==== RECORDS FOR THE TASK

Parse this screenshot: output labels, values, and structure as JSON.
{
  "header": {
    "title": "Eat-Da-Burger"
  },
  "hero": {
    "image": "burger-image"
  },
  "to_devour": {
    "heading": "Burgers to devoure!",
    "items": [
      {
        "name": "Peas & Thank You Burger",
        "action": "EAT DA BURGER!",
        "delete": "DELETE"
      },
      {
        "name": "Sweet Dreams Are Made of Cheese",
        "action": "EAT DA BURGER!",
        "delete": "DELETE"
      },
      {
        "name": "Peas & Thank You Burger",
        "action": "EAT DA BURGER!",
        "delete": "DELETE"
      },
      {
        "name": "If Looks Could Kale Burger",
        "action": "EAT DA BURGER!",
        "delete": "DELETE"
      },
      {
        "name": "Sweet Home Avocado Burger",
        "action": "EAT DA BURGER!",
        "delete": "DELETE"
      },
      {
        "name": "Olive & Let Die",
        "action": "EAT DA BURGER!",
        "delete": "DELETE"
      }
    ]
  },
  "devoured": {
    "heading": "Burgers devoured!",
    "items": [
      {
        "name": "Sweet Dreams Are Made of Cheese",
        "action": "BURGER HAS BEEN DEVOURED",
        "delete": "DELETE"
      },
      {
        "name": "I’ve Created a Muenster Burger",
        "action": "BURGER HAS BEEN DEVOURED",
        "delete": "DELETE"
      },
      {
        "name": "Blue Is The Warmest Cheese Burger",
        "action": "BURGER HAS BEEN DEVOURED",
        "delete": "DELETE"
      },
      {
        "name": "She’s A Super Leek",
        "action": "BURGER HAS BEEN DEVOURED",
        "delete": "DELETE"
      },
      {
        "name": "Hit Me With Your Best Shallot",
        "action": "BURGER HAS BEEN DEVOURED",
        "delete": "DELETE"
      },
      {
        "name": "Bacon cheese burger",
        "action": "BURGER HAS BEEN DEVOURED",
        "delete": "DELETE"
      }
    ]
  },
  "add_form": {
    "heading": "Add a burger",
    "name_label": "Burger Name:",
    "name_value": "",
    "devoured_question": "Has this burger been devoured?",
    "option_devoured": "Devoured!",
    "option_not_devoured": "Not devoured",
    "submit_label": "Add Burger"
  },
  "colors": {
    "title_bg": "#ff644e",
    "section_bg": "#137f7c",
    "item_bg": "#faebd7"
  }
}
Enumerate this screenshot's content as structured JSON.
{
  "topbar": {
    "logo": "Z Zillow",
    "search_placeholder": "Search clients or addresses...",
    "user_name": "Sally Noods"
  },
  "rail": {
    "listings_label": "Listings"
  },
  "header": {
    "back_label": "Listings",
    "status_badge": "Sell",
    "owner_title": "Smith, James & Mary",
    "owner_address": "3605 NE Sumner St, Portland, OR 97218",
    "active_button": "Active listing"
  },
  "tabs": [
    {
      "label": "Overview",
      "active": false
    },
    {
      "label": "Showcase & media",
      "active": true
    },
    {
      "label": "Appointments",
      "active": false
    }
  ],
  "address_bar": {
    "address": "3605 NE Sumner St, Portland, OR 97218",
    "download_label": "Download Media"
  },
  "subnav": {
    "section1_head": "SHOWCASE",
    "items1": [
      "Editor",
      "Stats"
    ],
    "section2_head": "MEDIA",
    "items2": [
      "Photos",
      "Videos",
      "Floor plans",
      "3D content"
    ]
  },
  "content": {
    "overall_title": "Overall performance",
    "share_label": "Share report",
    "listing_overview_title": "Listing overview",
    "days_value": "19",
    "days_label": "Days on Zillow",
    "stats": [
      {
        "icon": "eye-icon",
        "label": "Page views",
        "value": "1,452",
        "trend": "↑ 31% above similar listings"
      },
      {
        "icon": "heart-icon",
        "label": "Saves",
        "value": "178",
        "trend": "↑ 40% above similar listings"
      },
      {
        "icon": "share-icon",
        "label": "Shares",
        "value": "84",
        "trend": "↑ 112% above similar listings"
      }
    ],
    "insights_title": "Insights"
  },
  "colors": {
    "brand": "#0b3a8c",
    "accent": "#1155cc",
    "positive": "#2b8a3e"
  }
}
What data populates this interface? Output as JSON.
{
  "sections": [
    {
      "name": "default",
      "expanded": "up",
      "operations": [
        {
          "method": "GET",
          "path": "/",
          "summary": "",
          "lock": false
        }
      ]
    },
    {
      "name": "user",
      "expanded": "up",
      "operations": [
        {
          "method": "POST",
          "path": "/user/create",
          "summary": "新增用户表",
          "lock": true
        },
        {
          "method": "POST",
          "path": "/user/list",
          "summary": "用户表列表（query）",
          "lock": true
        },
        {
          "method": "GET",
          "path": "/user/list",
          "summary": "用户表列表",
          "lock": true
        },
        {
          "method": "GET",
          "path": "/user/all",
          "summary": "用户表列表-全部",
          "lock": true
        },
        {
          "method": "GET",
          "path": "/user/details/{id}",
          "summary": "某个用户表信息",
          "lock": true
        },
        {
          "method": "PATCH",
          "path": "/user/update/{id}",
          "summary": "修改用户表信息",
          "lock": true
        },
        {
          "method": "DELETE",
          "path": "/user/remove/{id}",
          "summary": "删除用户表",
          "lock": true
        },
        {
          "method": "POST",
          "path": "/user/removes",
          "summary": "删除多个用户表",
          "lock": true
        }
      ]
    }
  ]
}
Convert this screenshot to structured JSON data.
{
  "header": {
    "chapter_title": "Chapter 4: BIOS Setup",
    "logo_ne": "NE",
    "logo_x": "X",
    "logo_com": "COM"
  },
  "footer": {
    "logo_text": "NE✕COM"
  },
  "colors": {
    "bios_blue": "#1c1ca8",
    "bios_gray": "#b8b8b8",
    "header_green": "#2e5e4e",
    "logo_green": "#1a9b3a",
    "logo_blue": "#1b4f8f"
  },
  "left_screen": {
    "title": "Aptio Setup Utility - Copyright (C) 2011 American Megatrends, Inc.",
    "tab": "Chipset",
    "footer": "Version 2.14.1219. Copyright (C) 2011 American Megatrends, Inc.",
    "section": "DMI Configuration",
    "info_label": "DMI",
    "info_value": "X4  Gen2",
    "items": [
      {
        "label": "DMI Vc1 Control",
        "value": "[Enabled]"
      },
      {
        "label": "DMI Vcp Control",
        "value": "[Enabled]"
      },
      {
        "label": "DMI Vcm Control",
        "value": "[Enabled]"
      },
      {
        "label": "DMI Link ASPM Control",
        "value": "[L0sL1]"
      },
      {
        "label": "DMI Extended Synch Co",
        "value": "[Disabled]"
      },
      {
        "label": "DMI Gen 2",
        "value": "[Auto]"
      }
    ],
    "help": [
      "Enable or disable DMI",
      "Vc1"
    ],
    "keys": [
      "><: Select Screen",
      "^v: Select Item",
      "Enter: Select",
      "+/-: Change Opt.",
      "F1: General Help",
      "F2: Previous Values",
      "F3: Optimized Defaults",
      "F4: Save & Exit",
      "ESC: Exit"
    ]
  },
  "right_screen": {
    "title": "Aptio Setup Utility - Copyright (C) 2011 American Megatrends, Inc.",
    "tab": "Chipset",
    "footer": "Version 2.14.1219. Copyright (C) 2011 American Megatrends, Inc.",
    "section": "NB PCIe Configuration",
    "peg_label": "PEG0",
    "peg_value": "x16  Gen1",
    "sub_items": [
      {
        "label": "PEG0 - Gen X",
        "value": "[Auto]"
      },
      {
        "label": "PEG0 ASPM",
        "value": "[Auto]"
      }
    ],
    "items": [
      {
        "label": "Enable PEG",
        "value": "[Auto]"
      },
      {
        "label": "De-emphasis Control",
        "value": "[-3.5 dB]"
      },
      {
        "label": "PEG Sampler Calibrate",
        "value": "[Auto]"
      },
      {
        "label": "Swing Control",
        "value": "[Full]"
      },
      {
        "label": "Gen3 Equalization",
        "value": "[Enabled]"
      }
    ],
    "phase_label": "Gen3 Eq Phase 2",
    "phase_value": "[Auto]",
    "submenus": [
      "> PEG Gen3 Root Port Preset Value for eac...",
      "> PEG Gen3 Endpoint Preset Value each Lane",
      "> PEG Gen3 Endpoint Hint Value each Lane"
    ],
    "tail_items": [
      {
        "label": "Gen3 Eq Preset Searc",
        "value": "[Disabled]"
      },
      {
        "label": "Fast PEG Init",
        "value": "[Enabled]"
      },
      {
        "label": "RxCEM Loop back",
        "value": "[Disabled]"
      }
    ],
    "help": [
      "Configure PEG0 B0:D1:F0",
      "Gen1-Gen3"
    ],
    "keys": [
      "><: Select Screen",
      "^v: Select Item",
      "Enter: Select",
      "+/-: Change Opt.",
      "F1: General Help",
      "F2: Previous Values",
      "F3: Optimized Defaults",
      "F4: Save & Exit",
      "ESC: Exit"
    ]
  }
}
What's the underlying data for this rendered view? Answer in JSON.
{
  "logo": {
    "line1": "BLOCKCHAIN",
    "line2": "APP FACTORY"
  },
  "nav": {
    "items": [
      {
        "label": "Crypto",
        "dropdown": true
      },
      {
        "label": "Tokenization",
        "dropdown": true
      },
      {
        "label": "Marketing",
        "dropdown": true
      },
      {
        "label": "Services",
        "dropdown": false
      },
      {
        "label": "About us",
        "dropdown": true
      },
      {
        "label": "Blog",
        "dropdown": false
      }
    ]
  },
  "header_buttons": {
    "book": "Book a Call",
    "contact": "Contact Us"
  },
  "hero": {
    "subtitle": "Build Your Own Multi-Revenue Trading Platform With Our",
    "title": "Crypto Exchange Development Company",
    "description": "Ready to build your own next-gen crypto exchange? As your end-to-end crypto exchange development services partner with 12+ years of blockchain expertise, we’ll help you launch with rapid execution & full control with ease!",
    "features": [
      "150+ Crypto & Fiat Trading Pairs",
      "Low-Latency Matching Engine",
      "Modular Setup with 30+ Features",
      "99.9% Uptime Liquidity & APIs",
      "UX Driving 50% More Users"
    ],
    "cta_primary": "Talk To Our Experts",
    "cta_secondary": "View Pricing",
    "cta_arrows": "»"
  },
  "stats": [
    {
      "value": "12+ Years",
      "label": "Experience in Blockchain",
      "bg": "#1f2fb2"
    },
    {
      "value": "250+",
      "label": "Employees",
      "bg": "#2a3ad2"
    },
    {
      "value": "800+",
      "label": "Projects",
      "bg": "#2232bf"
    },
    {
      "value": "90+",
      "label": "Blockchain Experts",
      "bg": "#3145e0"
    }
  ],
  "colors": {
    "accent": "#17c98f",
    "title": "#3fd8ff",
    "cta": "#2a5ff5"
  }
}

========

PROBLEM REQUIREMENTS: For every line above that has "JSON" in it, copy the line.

ANSWER BELOW:
Parse this screenshot: output labels, values, and structure as JSON.
Enumerate this screenshot's content as structured JSON.
What data populates this interface? Output as JSON.
Convert this screenshot to structured JSON data.
What's the underlying data for this rendered view? Answer in JSON.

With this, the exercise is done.